Hypocalcaemia is a condition in which the calcium level in the blood is too low. It is also known as eclampsia or milk fever.

The condition can occur in any dog or cat but it is most commonly seen in dogs in late pregnancy or nursing a litter of puppies. Smaller breed dogs are thought to be especially prone to hypocalcaemia if they have given birth to a sizeable litter.

The condition is generally caused by the increased demands on the body during pregnancy as well as the demands of nursing a litter, which requires a high level of calcium. During pregnancy the mother has to supply calcium in her bloodstream for the bone development of her puppies. Once born, calcium is then also required through her milk for nutrition. As the puppies grow, higher levels of calcium are required.

Hypocalcaemia often occurs within the first week after giving birth but may develop at any stage during lactation.

Clinical signs

  • Nervousness
  • Panting
  • Shivering
  • Muscle tremors
  • Seizures
  • Death

Treatment of hypocalcaemia

If you notice any of the above clinical signs it is extremely important that you seek veterinary treatment immediately as it is a medical emergency and can result in death if not treated early.

Your veterinary surgeon will take a blood sample to check the level of calcium present. Intravenous calcium will then be administered to correct the level and intravenous fluids may also be required. Repeat blood samples are taken periodically to check that the calcium levels are increasing.

Prevention of hypocalcaemia

It is extremely important that towards the end of your dog’s pregnancy and during lactation she is fed a high quality puppy food. This is due to the food having a higher level of calcium than a normal adult food. Poor nutrition during pregnancy as well as inappropriate supplementation can also cause hypocalcaemia. A pregnant or nursing dog which is being fed a complete, balanced puppy food will not need any calcium supplementation. It has been shown that giving extra calcium during pregnancy can be counter- productive causing a higher risk of hypocalcaemia.

A first time mother may also find that the stress of looking after a litter can reduce her appetite and this in turn causes inadequate intake of calcium.

Once a bitch has had hypocalcaemia, it is very likely to reoccur in subsequent pregnancies, often with a much quicker onset of symptoms. It may not always be wise to breed again from these dogs as it is likely to occur during the pregnancy itself.

Flystrike In Rabbits

During the summer months your rabbit is at an increased risk of having Flystrike. This is caused by flies which lay their eggs on your rabbit usually in the hindquarters area. These eggs then hatch into maggots in as little as 12 hours, burrowing into your rabbit’s skin and eating it away. This causes extensive external and internal wounds. The fly season generally runs from April to October so your rabbit could potentially be at risk most of the year. High risk rabbits are those that suffer from obesity, dental disease, diarrhoea, arthritis and those kept in dirty hutches that attract flies.  It is always important to check your rabbit daily but during the summer they should be checked at least twice a day. If Flystrike is not treated early enough it can be fatal.

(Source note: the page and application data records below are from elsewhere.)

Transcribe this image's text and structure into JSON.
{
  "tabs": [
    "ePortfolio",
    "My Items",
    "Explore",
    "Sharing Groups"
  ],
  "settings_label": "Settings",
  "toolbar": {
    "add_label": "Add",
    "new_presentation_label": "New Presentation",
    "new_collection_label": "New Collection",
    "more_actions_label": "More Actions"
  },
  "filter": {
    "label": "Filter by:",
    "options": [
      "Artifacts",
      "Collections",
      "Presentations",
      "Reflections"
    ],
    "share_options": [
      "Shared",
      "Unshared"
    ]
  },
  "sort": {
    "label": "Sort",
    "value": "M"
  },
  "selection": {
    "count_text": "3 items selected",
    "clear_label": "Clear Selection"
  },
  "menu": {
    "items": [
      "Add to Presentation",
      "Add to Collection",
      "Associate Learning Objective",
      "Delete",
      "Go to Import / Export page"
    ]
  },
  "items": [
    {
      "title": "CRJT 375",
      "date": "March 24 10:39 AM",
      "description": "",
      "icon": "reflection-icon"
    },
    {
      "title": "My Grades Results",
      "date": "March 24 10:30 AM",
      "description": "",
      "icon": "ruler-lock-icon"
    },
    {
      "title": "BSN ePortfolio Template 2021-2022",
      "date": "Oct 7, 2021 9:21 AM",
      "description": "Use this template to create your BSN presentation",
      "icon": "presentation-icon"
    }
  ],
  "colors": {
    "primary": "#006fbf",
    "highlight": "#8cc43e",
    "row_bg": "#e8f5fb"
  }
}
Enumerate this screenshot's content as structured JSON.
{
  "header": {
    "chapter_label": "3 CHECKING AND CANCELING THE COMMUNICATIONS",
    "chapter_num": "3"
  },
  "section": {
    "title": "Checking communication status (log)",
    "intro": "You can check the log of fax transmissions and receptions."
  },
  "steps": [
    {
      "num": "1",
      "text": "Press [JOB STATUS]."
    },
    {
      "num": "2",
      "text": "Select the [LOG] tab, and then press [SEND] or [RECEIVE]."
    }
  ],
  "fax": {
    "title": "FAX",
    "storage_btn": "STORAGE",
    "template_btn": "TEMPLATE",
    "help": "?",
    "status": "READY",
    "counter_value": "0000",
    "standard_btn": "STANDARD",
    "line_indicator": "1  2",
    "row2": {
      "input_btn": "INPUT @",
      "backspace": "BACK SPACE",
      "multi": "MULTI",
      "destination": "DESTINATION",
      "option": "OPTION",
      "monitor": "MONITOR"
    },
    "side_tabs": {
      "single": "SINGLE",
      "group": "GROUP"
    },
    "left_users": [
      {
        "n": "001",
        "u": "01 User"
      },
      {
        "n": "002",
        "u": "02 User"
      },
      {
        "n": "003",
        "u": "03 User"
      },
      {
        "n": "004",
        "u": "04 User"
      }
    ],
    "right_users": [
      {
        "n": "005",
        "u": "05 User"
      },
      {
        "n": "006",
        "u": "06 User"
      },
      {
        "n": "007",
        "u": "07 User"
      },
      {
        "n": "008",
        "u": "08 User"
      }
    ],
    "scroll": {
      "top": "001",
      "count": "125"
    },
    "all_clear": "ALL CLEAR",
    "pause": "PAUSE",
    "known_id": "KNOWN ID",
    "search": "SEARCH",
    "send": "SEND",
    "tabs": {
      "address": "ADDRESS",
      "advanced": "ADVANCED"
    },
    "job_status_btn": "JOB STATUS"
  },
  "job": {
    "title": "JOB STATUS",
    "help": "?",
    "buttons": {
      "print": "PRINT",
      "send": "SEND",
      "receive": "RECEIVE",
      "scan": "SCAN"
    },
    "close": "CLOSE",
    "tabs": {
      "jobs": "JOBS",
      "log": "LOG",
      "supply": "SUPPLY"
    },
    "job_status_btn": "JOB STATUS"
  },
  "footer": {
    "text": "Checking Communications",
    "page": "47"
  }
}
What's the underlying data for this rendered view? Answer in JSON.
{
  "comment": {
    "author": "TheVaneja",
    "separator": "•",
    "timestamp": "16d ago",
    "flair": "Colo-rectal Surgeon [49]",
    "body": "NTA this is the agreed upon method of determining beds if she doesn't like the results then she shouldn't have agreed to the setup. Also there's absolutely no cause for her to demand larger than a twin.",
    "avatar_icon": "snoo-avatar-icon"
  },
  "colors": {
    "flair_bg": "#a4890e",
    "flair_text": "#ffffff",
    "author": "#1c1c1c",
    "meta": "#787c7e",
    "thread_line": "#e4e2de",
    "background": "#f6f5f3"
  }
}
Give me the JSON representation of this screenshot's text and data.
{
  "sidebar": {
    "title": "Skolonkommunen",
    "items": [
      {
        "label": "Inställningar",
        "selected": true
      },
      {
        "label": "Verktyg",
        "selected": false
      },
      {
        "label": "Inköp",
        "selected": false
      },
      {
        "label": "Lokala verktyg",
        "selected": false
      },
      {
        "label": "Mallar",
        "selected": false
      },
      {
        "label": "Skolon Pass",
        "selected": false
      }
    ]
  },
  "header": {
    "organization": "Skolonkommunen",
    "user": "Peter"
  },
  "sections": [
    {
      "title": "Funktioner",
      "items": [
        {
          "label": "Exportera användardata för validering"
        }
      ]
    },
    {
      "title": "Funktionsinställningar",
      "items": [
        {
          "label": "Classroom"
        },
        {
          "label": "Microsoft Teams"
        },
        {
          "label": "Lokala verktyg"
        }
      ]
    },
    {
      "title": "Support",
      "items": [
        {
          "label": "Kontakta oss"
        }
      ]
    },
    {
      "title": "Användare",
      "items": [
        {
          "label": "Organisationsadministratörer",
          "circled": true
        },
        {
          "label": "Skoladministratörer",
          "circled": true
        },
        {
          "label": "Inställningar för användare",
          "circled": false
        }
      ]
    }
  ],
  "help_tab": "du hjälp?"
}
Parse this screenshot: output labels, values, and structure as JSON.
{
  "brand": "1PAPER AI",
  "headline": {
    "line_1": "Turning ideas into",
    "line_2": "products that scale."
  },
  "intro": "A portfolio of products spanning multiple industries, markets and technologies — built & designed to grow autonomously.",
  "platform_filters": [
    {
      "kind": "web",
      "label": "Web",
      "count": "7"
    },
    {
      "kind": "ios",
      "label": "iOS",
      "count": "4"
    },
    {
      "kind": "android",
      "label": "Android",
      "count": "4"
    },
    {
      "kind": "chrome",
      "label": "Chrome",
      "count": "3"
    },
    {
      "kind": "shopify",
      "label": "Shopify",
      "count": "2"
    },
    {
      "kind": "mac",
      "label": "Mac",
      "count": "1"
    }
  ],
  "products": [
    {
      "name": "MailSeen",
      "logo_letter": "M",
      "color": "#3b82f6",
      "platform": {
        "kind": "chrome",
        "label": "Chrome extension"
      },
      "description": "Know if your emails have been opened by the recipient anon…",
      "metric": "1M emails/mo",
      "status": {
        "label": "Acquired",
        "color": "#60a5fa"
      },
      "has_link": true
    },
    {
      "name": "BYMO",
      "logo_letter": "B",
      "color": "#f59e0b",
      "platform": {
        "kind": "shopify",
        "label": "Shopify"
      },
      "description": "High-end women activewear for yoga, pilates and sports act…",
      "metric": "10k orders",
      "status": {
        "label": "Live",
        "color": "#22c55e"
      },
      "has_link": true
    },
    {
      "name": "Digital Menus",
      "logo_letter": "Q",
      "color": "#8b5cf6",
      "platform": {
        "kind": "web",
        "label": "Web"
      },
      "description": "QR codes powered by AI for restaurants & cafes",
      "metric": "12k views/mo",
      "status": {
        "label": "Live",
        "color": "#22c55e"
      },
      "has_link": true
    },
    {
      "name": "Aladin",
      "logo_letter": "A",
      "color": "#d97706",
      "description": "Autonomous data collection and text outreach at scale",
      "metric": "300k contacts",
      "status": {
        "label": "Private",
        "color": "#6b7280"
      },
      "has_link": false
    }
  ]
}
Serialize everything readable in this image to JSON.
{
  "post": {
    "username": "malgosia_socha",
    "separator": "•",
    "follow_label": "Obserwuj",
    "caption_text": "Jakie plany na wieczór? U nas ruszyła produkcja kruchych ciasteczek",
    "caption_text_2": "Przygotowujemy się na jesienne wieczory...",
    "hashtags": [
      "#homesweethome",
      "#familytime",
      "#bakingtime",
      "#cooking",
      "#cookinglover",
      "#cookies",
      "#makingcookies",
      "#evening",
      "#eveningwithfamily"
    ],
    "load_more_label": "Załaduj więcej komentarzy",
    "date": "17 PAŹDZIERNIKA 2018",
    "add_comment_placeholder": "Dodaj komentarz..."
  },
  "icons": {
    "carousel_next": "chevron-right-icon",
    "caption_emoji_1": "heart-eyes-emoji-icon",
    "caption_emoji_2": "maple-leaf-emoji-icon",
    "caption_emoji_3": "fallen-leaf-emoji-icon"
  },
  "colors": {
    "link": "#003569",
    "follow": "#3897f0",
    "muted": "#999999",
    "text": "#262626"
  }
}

Prevention of Flystrike

We recommend that you check your rabbit at least twice a day, paying particular attention to their rear end to make sure it is clean and dry. 

Feed your rabbit a regular balanced diet to help prevent diarrhoea.

Regular cleaning of the hutch is essential to make sure that the bedding is dry and insect free.

During the summer months covering your rabbit’s hutch with an old net curtain can help stop flies from entering their hutch through the mesh.

Your rabbit can be protected from Flystrike by applying a product available from the veterinary practice. This product contains a growth inhibitor and once applied it will prevent any fly eggs from hatching into maggots.This should be applied from the middle of the back to the rear end including the hind legs making sure that the whole bottle is used each time. This product cannot be used in pregnant or lactating rabbits or applied onto broken skin.  Rabbits must be over 10 weeks of age for use and protection lasts for approximately 8-10 weeks.

There is also a germicidal wound spray with insecticide available which repels insects, eliminates maggots and is effective against fleas, flies, mosquitoes, ticks and lice. This product kills any existing eggs and will repel any larvae present which will die within 30 minutes. The spray can be applied to open wounds and is ideal for use in rabbits, guinea pigs and other small rodents. Once sprayed it will last for 7 days.

Treatment for Flystrike

If you discover maggots on your rabbit, it is essential that you contact your veterinary surgery for emergency treatment. The maggots will be carefully removed and the wound(s) if present will then be cleaned. The damage to the skin and surrounding tissue will need to be assessed.  Sedation or anaesthetic may be required depending on the severity of the case. In some cases the damage caused by the maggots is too severe to treat and the only option is euthanasia.  However many rabbits survive and heal well with intensive nursing. This includes antibiotics, analgesia (pain relief) and intravenous fluids.